a1 Ministry of Public Health and National Institute of Rheumatology
Objectives: The aim of this study was to evaluate the efficacy and safety of rituximab and tocilizumab compared with adalimumab, etanercept, and infliximab, in patients with rheumatoid arthritis not responding to first-line treatment, and to compare the efficacy and safety of rituximab versus tocilizumab in patients not responding to anti-tumor necrosis factor α (anti-TNF) therapy.
Methods: A literature search of randomized controlled trials, controlled clinical trials, and systematic reviews was performed to evaluate efficacy and safety of rituximab and tocilizumab.
Results: Twenty-four RCTs were included in this systematic review with 6,357 participants; 3,450 treated with biological DMARD and 2,907 with standard care. In patients not responding to first-line treatment, rituximab shows lower response rate in at least 50 percent improvement in the American College of Rheumatology criteria (ACR50) and ACR70 compared with etanercept, at 6 months of follow-up. Tocilizumab shows higher ACR70 response rate compared with infliximab, at the same follow-up time. Other results showed no significant differences. Indirect comparisons between rituximab and tocilizumab in patients not responding for at least one anti-TNF, shows higher ACR20 response rate for tocilizumab at 6 months of follow-up. Regarding safety, adalimumab and etanercept were associated with significant fewer withdrawals due to adverse events compared with infliximab.
Conclusions: Considering efficacy, safety, and the availability of 3 anti-TNFs in the National Medicines Formulary (adalimumab, etanercept, and infliximab), it seems appropriate to remove infliximab from the coverage, and introduce tocilizumab for patients not responding for at least one anti-TNF.

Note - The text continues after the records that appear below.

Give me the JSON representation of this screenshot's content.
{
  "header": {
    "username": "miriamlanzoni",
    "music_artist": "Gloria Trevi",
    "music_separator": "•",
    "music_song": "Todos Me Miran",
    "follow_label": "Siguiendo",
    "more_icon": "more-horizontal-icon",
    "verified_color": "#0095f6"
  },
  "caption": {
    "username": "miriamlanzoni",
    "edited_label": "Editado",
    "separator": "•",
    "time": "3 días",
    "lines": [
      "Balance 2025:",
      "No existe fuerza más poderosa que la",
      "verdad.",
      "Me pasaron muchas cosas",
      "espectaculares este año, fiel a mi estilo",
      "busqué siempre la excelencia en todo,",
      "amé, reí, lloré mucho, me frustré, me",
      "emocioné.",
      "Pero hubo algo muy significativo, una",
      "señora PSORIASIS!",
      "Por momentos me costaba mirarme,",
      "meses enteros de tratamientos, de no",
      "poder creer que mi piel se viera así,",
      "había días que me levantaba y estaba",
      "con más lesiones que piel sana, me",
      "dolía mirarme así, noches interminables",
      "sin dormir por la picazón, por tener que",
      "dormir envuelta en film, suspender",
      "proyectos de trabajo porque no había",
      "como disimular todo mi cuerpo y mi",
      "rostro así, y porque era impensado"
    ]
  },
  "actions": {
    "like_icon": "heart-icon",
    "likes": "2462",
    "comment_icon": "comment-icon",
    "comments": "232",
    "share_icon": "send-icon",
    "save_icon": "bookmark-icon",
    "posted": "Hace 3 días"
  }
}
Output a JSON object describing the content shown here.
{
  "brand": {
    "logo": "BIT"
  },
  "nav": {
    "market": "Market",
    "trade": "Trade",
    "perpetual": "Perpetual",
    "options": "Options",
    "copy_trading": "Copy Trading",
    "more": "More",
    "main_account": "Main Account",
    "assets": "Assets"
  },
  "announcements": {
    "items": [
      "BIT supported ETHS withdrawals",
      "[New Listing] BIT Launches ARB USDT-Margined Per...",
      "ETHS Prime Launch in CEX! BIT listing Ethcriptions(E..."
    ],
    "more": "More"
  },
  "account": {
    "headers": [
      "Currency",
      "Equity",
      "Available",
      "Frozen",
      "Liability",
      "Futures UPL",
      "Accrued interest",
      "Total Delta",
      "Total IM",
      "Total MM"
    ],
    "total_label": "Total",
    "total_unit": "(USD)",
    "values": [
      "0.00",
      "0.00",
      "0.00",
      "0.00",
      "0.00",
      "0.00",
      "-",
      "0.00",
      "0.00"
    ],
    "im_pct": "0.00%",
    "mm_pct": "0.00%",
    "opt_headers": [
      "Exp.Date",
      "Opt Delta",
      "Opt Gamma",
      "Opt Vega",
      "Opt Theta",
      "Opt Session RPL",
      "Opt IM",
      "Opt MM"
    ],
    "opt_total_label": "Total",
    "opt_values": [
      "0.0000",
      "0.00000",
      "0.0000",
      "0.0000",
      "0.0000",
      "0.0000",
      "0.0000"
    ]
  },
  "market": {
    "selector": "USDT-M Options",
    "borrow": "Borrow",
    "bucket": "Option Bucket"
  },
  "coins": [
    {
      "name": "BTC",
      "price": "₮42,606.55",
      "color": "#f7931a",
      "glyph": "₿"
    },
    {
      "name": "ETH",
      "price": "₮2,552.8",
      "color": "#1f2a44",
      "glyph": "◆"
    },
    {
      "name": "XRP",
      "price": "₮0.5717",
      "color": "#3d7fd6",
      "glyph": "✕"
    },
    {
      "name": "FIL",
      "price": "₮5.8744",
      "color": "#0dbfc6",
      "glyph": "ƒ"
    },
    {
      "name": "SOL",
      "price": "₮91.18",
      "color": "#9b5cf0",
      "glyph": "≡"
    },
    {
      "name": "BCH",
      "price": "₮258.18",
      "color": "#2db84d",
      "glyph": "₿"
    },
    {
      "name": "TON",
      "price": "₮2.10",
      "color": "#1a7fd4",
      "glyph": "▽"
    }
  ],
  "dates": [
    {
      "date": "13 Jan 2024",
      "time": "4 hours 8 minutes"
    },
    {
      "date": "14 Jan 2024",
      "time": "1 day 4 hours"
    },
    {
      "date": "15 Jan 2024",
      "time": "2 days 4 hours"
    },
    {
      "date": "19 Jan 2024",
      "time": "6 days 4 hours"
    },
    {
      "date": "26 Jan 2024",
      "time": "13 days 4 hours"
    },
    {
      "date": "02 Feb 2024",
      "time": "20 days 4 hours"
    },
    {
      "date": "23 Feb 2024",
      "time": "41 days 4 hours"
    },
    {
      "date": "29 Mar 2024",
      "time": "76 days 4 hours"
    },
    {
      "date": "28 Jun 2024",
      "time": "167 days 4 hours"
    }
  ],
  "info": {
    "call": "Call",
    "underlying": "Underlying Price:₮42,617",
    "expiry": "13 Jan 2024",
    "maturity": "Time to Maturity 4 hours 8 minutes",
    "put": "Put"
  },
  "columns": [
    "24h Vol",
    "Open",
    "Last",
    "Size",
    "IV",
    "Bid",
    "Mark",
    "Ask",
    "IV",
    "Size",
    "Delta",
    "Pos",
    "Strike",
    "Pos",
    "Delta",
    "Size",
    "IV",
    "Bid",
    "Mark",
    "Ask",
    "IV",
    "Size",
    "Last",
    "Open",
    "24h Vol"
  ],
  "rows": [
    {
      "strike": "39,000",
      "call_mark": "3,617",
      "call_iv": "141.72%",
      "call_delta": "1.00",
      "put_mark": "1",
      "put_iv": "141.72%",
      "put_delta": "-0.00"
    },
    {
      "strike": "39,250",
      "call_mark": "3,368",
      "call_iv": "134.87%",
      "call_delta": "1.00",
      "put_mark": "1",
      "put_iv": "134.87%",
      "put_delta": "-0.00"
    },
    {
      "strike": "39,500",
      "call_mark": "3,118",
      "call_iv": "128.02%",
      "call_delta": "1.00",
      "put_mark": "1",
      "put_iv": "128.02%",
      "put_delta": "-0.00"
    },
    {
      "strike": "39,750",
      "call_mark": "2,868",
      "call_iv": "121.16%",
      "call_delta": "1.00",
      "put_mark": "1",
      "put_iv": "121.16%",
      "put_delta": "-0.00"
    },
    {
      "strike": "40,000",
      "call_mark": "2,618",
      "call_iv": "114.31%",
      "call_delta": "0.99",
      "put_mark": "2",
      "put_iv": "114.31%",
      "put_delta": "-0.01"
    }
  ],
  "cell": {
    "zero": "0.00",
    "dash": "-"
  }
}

This work was supported by the Ministry of Health of Uruguay. Conflict of interest: All authors declare no conflict of interest.